  31. ^ "Jimmy Demaret Takes Top Prize Los Angeles Open". The Lewiston Daily Sun. Lewiston, Maine. Associated Press. January 7, 1939. p. 9. Retrieved February 7, 2010. 
  32. ^ "Jimmy Thomson Wins In Open Golf Tourney". The Gazette. Montreal, Canada. Associated Press. January 11, 1938. p. 11. Retrieved February 7, 2010. 
  33. ^ "Cooper Captures Los Angeles Open". The Spartanburg Herald. Spartanburg, South Carolina. Associated Press. January 12, 1937. p. 7. Retrieved February 7, 2010. 
  34. ^ "Hines Captures Los Angeles Open". Eugene Register-Guard. Eugene, Oregon. Associated Press. January 13, 1936. p. 6. Retrieved February 7, 2010. 

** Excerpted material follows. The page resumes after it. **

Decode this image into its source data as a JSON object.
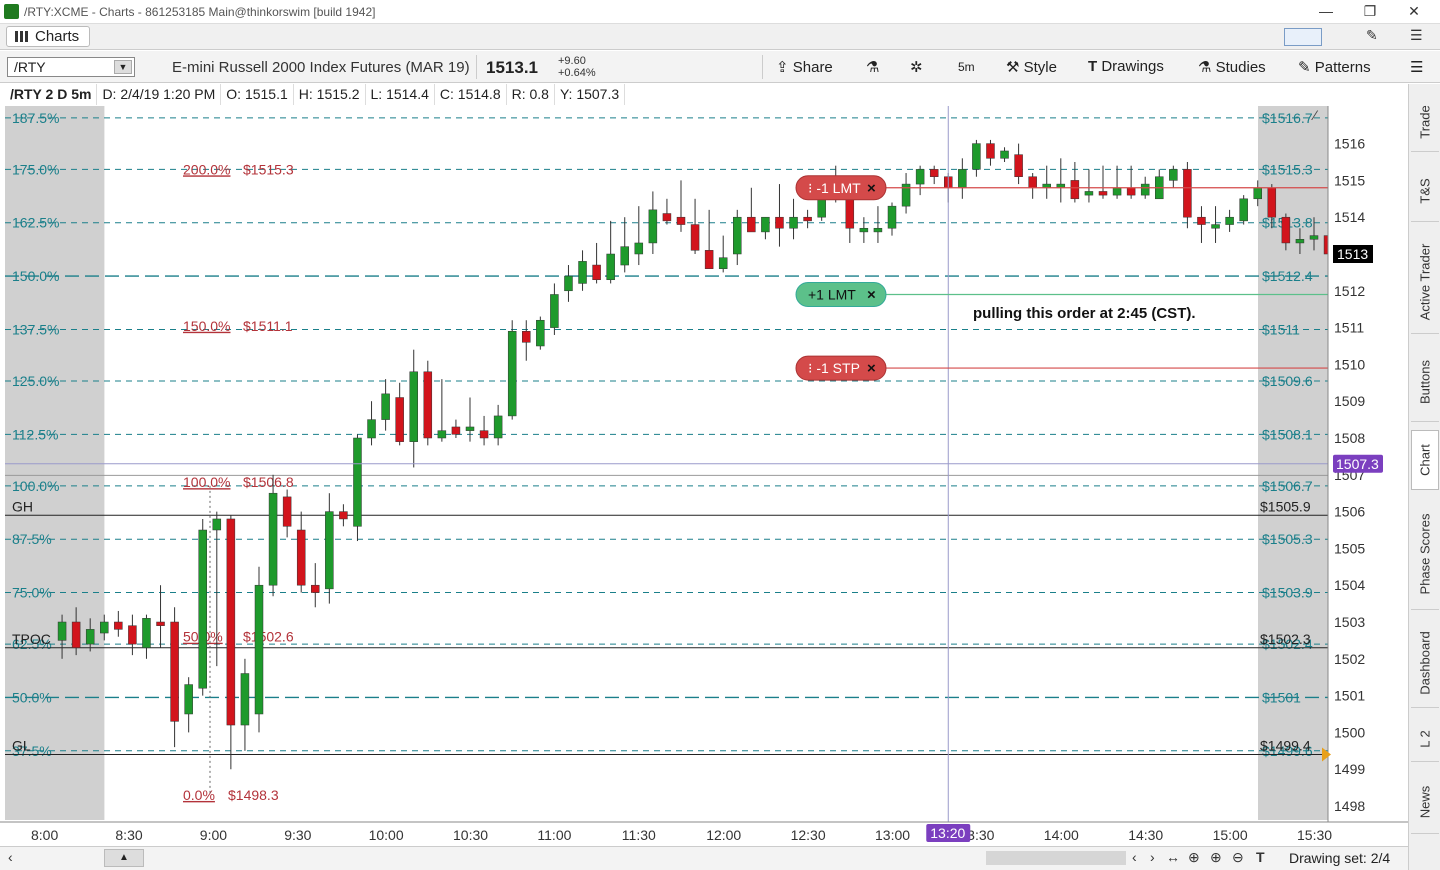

  35. ^ "Ghezzi Wins Golf Title". The Gazette. Montreal, Canada. January 16, 1935. p. 16. Retrieved February 7, 2010. 
  36. ^ In 1935, Vic Ghezzi and Johnny Revolta split first and second place money after both finished at 285, Ghezzi won the 18-hole playoff
  37. ^ "Mac Smith Wins In Los Angeles Open". The Gazette. Montreal, Canada. Associated Press. January 8, 1934. p. 11. Retrieved February 7, 2010. 
  38. ^ "Another Rich Winter Golf Prize For Wood". Reading Eagle. Reading, Pennsylvania. Associated Press. January 10, 1933. p. 12. Retrieved February 7, 2010. 
  39. ^ "Mac Smith Wins Los Angeles Open; Never Loses Lead". Palm Beach Daily News. Palm Beach, Florida. United Press. January 10, 1932. p. 1. Retrieved February 7, 2010. 
  40. ^ "Dudley's Finish Wins Golf Title L' Angeles Open". Palm Beach Daily News. Palm Beach, Florida. United Press. January 13, 1931. p. 4. Retrieved February 7, 2010. 
  41. ^ "Denny Shute Wins Rich Los Angeles Open Tourney". The Pittsburgh Press. Pittsburgh, Pennsylvania. United Press. January 15, 1930. p. 12. Retrieved February 7, 2010. 
  42. ^ "MacDonald Smith Again Wins Los Angeles Open". The Miami Daily News. Miami, Florida. Associated Press. January 14, 1929. p. 11. Retrieved February 7, 2010. 
  43. ^ "Mac Smith Is Los Angeles Open Winner". The Miami Daily News. Miami, Florida. Associated Press. January 9, 1928. p. 9. Retrieved February 7, 2010. 
  44. ^ "Cruickshank Wins Prize". Reno Evening Gazette. Reno, Nevada. Associated Press. January 10, 1927. p. 1. 
  45. ^ "Texas Golfer Wins Tourney". Nevada State Journal. Reno, Nevada. Associated Press. January 11, 1926. p. 2. 
  46. ^ Northern Trust Open – Past Champions – at www.northerntrustopen.com
  47. ^ Northern Trust Open – Winners - at golfobserver.com (1970+)
  48. ^ Johnson, Sal; Seanor, Dave, eds. (2009). The USA Today Golfers Encyclopedia. New York, New York: Skyhorse Publishing. ISBN 978-1-60239-302-8.  (for 1960-69)

External links[edit]

Coordinates: 34°03′00″N 118°30′05″W / 34.0500°N 118.5015°W / 34.0500; -118.5015